=== Section Start ===
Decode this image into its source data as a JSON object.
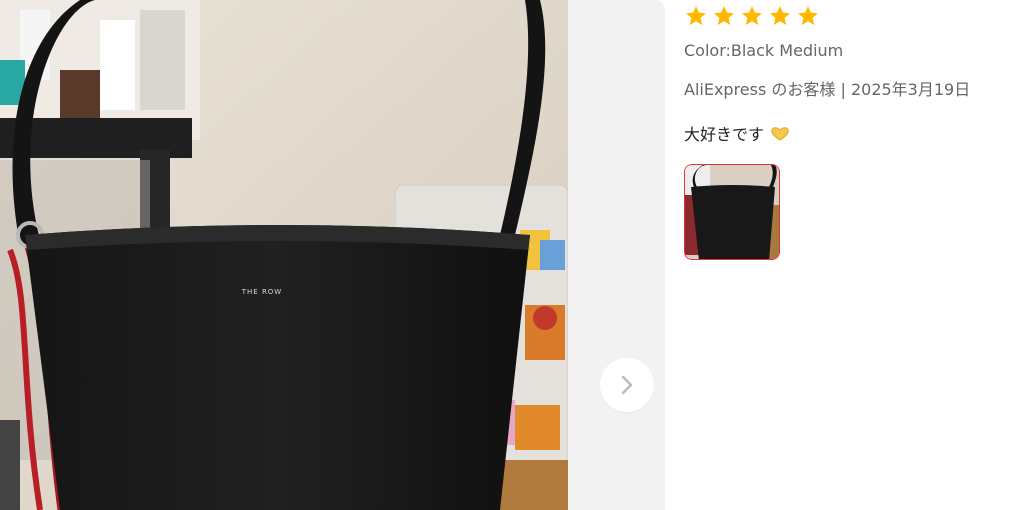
{
  "review": {
    "rating": 5,
    "color": "Color:Black Medium",
    "meta": "AliExpress のお客様 | 2025年3月19日",
    "text": "大好きです",
    "emoji_icon": "heart-hands-icon",
    "photo_label": "THE ROW"
  },
  "viewer": {
    "next_icon": "chevron-right-icon"
  },
  "colors": {
    "star": "#FFB800",
    "thumb_border": "#e0333a",
    "muted_text": "#666666"
  }
}
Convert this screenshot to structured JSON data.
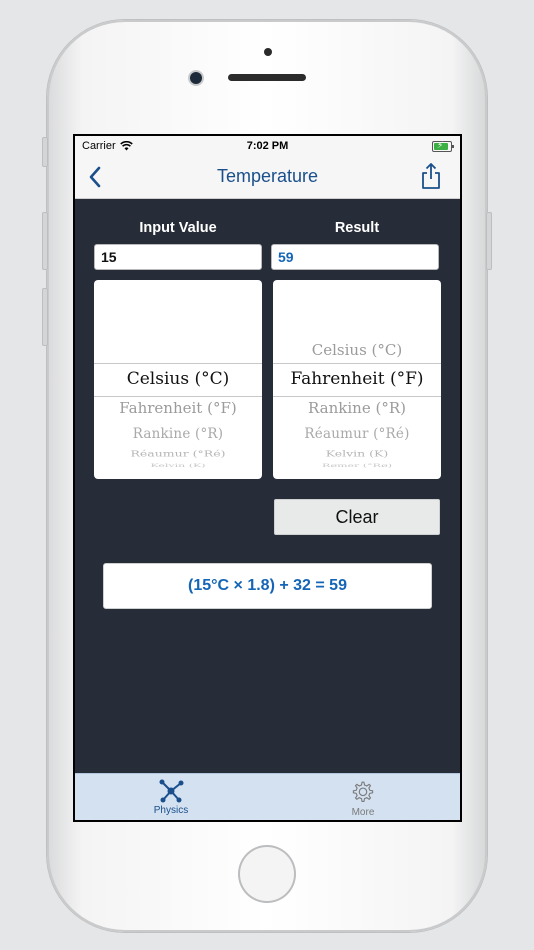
{
  "status_bar": {
    "carrier": "Carrier",
    "time": "7:02 PM"
  },
  "nav": {
    "title": "Temperature",
    "back_icon": "chevron-left-icon",
    "share_icon": "share-icon"
  },
  "input": {
    "label": "Input Value",
    "value": "15"
  },
  "result": {
    "label": "Result",
    "value": "59"
  },
  "from_picker": {
    "above": [],
    "selected": "Celsius (°C)",
    "below": [
      "Fahrenheit (°F)",
      "Rankine (°R)",
      "Réaumur (°Ré)",
      "Kelvin (K)"
    ]
  },
  "to_picker": {
    "above": [
      "Celsius (°C)"
    ],
    "selected": "Fahrenheit (°F)",
    "below": [
      "Rankine (°R)",
      "Réaumur (°Ré)",
      "Kelvin (K)",
      "Rømer (°Rø)"
    ]
  },
  "clear_button": "Clear",
  "formula": "(15°C × 1.8) + 32 = 59",
  "tabbar": {
    "items": [
      {
        "label": "Physics",
        "icon": "molecule-icon",
        "active": true
      },
      {
        "label": "More",
        "icon": "gear-icon",
        "active": false
      }
    ]
  },
  "colors": {
    "accent": "#1a4f8b",
    "result_text": "#1565b7",
    "background": "#272d38",
    "tabbar": "#d3e1f1"
  }
}
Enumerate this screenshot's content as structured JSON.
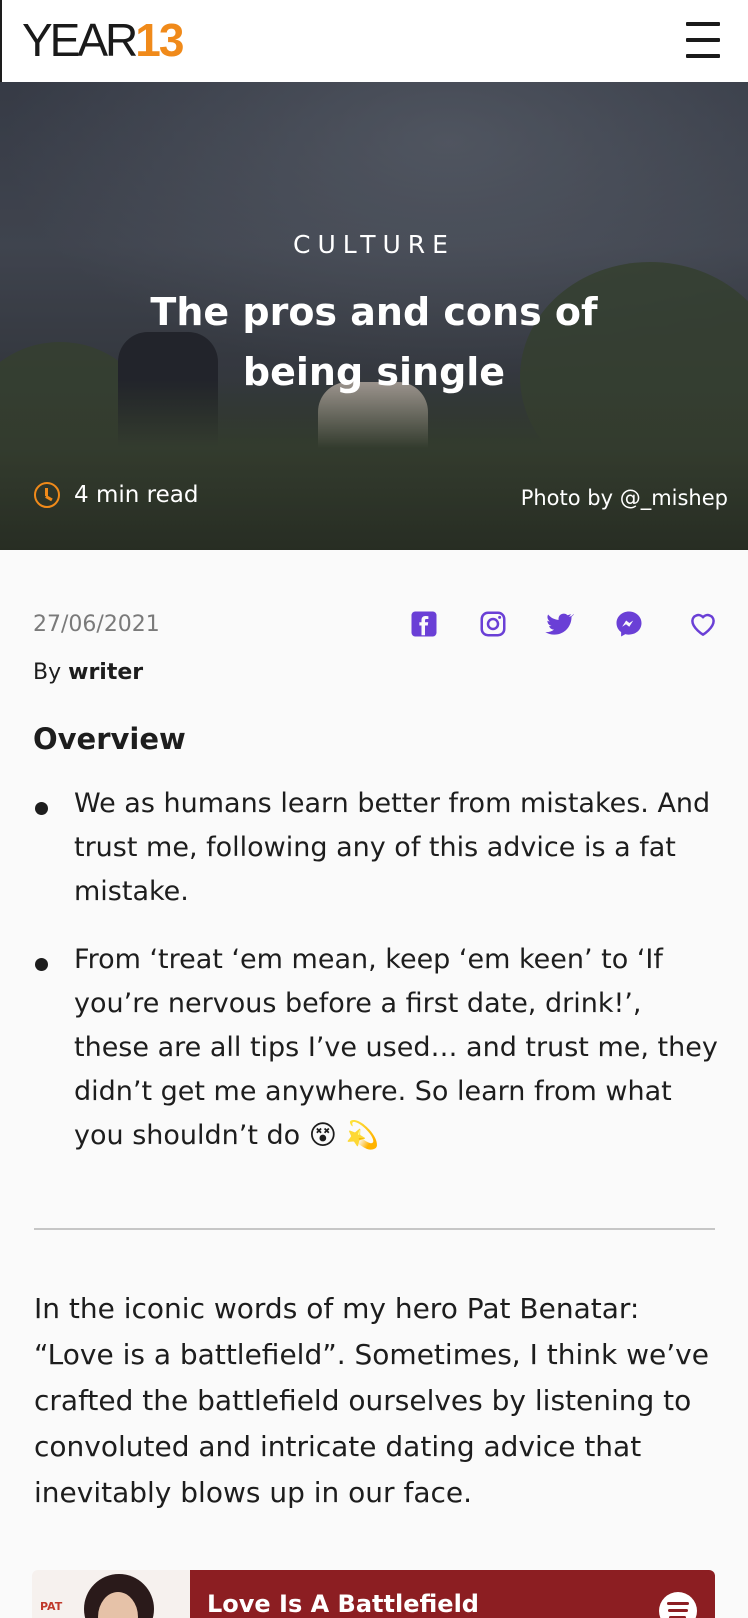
{
  "header": {
    "logo_word": "YEAR",
    "logo_num": "13",
    "menu_icon": "hamburger-icon"
  },
  "hero": {
    "category": "CULTURE",
    "title": "The pros and cons of being single",
    "read_time": "4 min read",
    "photo_credit": "Photo by @_mishep"
  },
  "meta": {
    "date": "27/06/2021",
    "by_label": "By",
    "author": "writer"
  },
  "share": {
    "icons": [
      "facebook-icon",
      "instagram-icon",
      "twitter-icon",
      "messenger-icon",
      "heart-icon"
    ],
    "accent": "#6a3fd6"
  },
  "overview": {
    "heading": "Overview",
    "bullets": [
      "We as humans learn better from mistakes. And trust me, following any of this advice is a fat mistake.",
      "From ‘treat ‘em mean, keep ‘em keen’ to ‘If you’re nervous before a first date, drink!’, these are all tips I’ve used… and trust me, they didn’t get me anywhere. So learn from what you shouldn’t do 😵 💫"
    ]
  },
  "body": {
    "paragraph": "In the iconic words of my hero Pat Benatar: “Love is a battlefield”. Sometimes, I think we’ve crafted the battlefield ourselves by listening to convoluted and intricate dating advice that inevitably blows up in our face."
  },
  "embed": {
    "cover_text": "PAT",
    "track_title": "Love Is A Battlefield"
  },
  "colors": {
    "brand_orange": "#f08a1a",
    "share_purple": "#6a3fd6",
    "embed_red": "#8c1e22"
  }
}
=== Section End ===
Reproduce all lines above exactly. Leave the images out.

Exercise output:
Decode this image into its source data as a JSON object.
{
  "review": {
    "rating": 5,
    "color": "Color:Black Medium",
    "meta": "AliExpress のお客様 | 2025年3月19日",
    "text": "大好きです",
    "emoji_icon": "heart-hands-icon",
    "photo_label": "THE ROW"
  },
  "viewer": {
    "next_icon": "chevron-right-icon"
  },
  "colors": {
    "star": "#FFB800",
    "thumb_border": "#e0333a",
    "muted_text": "#666666"
  }
}
Convert this screenshot to structured JSON data.
{
  "status_bar": {
    "carrier": "Carrier",
    "time": "7:02 PM"
  },
  "nav": {
    "title": "Temperature",
    "back_icon": "chevron-left-icon",
    "share_icon": "share-icon"
  },
  "input": {
    "label": "Input Value",
    "value": "15"
  },
  "result": {
    "label": "Result",
    "value": "59"
  },
  "from_picker": {
    "above": [],
    "selected": "Celsius (°C)",
    "below": [
      "Fahrenheit (°F)",
      "Rankine (°R)",
      "Réaumur (°Ré)",
      "Kelvin (K)"
    ]
  },
  "to_picker": {
    "above": [
      "Celsius (°C)"
    ],
    "selected": "Fahrenheit (°F)",
    "below": [
      "Rankine (°R)",
      "Réaumur (°Ré)",
      "Kelvin (K)",
      "Rømer (°Rø)"
    ]
  },
  "clear_button": "Clear",
  "formula": "(15°C × 1.8) + 32 = 59",
  "tabbar": {
    "items": [
      {
        "label": "Physics",
        "icon": "molecule-icon",
        "active": true
      },
      {
        "label": "More",
        "icon": "gear-icon",
        "active": false
      }
    ]
  },
  "colors": {
    "accent": "#1a4f8b",
    "result_text": "#1565b7",
    "background": "#272d38",
    "tabbar": "#d3e1f1"
  }
}
Enumerate this screenshot's content as structured JSON.
{
  "header": {
    "logo_word": "YEAR",
    "logo_num": "13",
    "menu_icon": "hamburger-icon"
  },
  "hero": {
    "category": "CULTURE",
    "title": "The pros and cons of being single",
    "read_time": "4 min read",
    "photo_credit": "Photo by @_mishep"
  },
  "meta": {
    "date": "27/06/2021",
    "by_label": "By",
    "author": "writer"
  },
  "share": {
    "icons": [
      "facebook-icon",
      "instagram-icon",
      "twitter-icon",
      "messenger-icon",
      "heart-icon"
    ],
    "accent": "#6a3fd6"
  },
  "overview": {
    "heading": "Overview",
    "bullets": [
      "We as humans learn better from mistakes. And trust me, following any of this advice is a fat mistake.",
      "From ‘treat ‘em mean, keep ‘em keen’ to ‘If you’re nervous before a first date, drink!’, these are all tips I’ve used… and trust me, they didn’t get me anywhere. So learn from what you shouldn’t do 😵 💫"
    ]
  },
  "body": {
    "paragraph": "In the iconic words of my hero Pat Benatar: “Love is a battlefield”. Sometimes, I think we’ve crafted the battlefield ourselves by listening to convoluted and intricate dating advice that inevitably blows up in our face."
  },
  "embed": {
    "cover_text": "PAT",
    "track_title": "Love Is A Battlefield"
  },
  "colors": {
    "brand_orange": "#f08a1a",
    "share_purple": "#6a3fd6",
    "embed_red": "#8c1e22"
  }
}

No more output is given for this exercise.